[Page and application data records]
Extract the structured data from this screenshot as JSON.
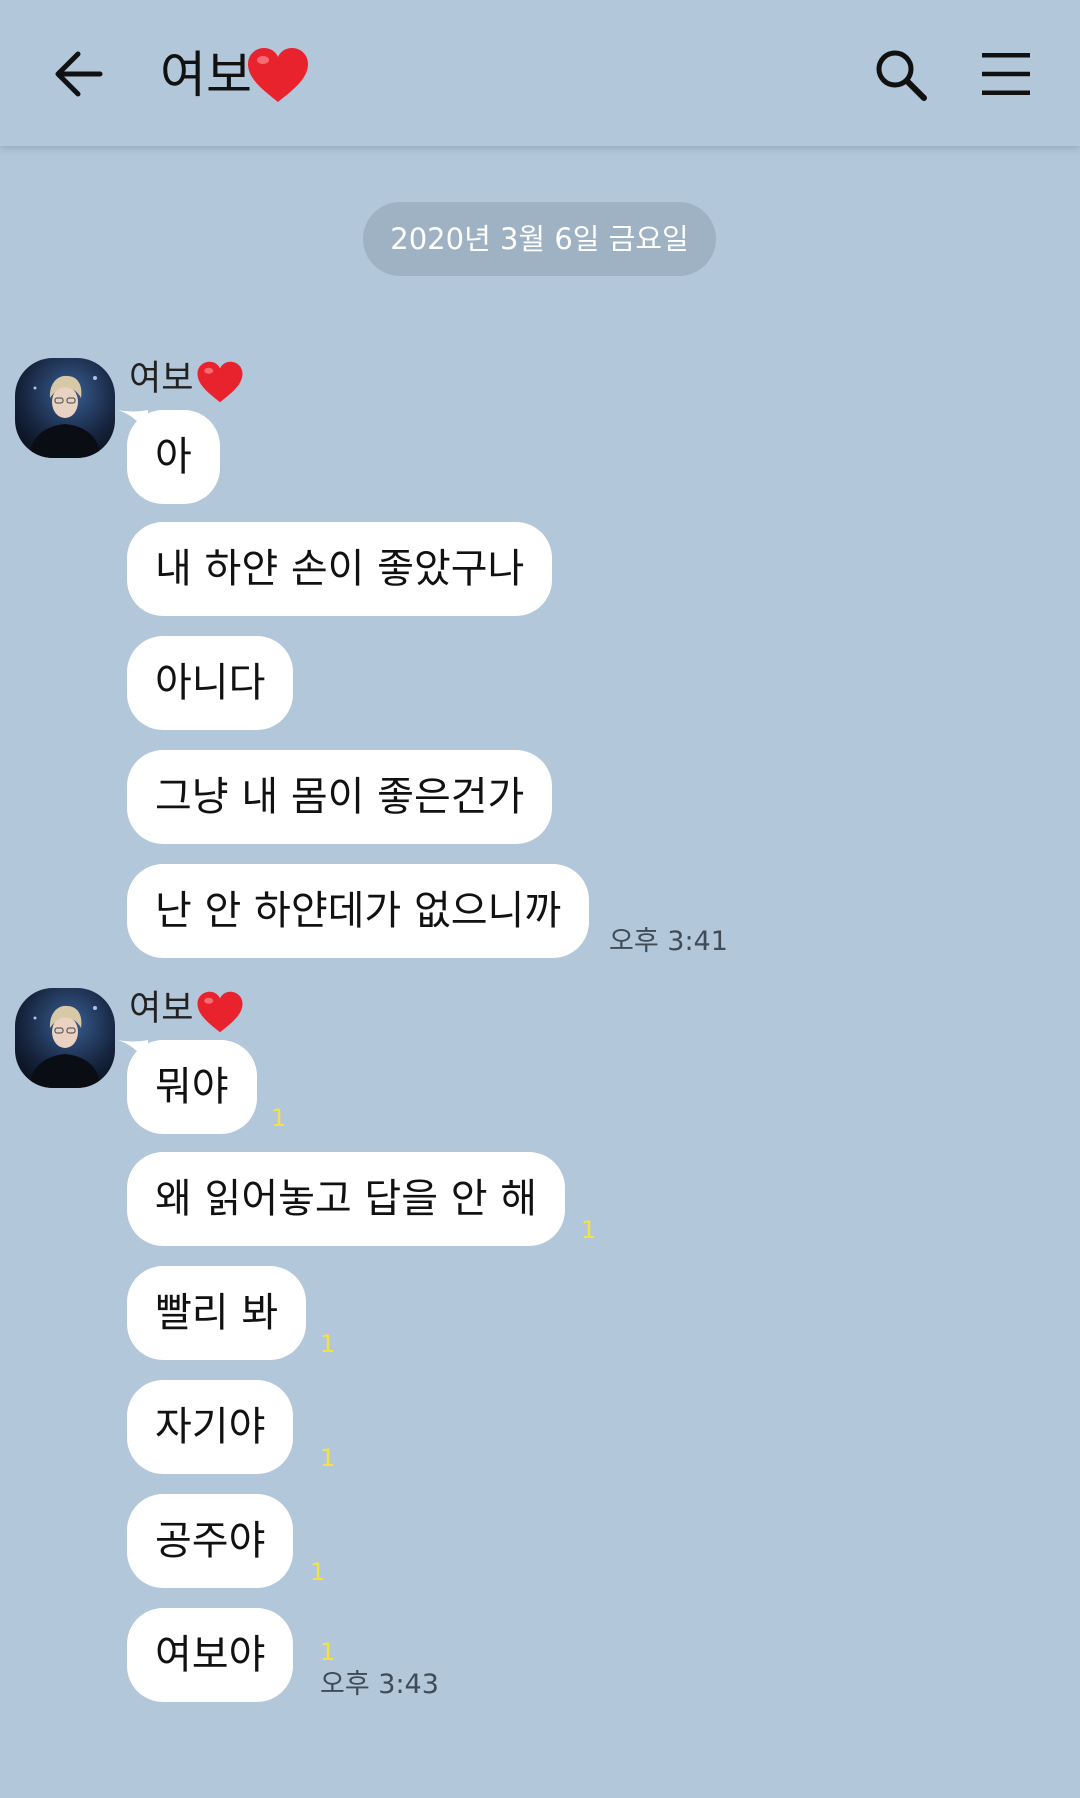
{
  "header": {
    "title": "여보",
    "back_icon": "arrow-left-icon",
    "search_icon": "search-icon",
    "menu_icon": "hamburger-menu-icon"
  },
  "date_divider": "2020년 3월 6일 금요일",
  "groups": [
    {
      "sender": "여보",
      "messages": [
        {
          "text": "아"
        },
        {
          "text": "내 하얀 손이 좋았구나"
        },
        {
          "text": "아니다"
        },
        {
          "text": "그냥 내 몸이 좋은건가"
        },
        {
          "text": "난 안 하얀데가 없으니까"
        }
      ],
      "time": "오후 3:41"
    },
    {
      "sender": "여보",
      "messages": [
        {
          "text": "뭐야",
          "unread": "1"
        },
        {
          "text": "왜 읽어놓고 답을 안 해",
          "unread": "1"
        },
        {
          "text": "빨리 봐",
          "unread": "1"
        },
        {
          "text": "자기야",
          "unread": "1"
        },
        {
          "text": "공주야",
          "unread": "1"
        },
        {
          "text": "여보야",
          "unread": "1"
        }
      ],
      "time": "오후 3:43"
    }
  ],
  "colors": {
    "background": "#b2c7da",
    "bubble": "#ffffff",
    "date_pill": "#9fb2c4",
    "unread": "#f5e146"
  }
}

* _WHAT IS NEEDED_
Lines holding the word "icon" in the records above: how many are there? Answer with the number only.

* _PROBLEM SOLUTION_
3